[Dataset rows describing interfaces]
● ● ● ● ● ● ●
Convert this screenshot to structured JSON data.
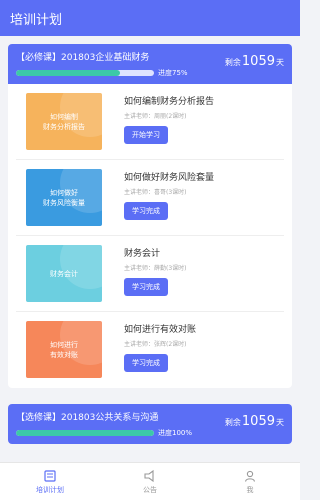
{
  "header": {
    "title": "培训计划"
  },
  "plans": [
    {
      "title": "【必修课】201803企业基础财务",
      "remain_prefix": "剩余",
      "remain_num": "1059",
      "remain_unit": "天",
      "progress_label": "进度75%",
      "progress": 0.75,
      "courses": [
        {
          "title": "如何编制财务分析报告",
          "teacher": "主讲老师：周丽(2课时)",
          "button": "开始学习",
          "thumb_text": "如何编制\n财务分析报告",
          "thumb_color": "#f6b35c"
        },
        {
          "title": "如何做好财务风险套量",
          "teacher": "主讲老师：喜哥(3课时)",
          "button": "学习完成",
          "thumb_text": "如何做好\n财务风险衡量",
          "thumb_color": "#3a9be0"
        },
        {
          "title": "财务会计",
          "teacher": "主讲老师：薛勤(3课时)",
          "button": "学习完成",
          "thumb_text": "财务会计",
          "thumb_color": "#6ccfe0"
        },
        {
          "title": "如何进行有效对账",
          "teacher": "主讲老师：张辉(2课时)",
          "button": "学习完成",
          "thumb_text": "如何进行\n有效对账",
          "thumb_color": "#f6875a"
        }
      ]
    },
    {
      "title": "【选修课】201803公共关系与沟通",
      "remain_prefix": "剩余",
      "remain_num": "1059",
      "remain_unit": "天",
      "progress_label": "进度100%",
      "progress": 1.0
    }
  ],
  "tabbar": [
    {
      "label": "培训计划",
      "icon": "training-plan-icon",
      "active": true
    },
    {
      "label": "公告",
      "icon": "announcement-icon",
      "active": false
    },
    {
      "label": "我",
      "icon": "user-icon",
      "active": false
    }
  ],
  "colors": {
    "primary": "#5b6ef5",
    "progress": "#3cc8a8"
  }
}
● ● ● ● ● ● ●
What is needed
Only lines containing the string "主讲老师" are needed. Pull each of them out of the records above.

Result for this exercise
          "teacher": "主讲老师：周丽(2课时)",
          "teacher": "主讲老师：喜哥(3课时)",
          "teacher": "主讲老师：薛勤(3课时)",
          "teacher": "主讲老师：张辉(2课时)",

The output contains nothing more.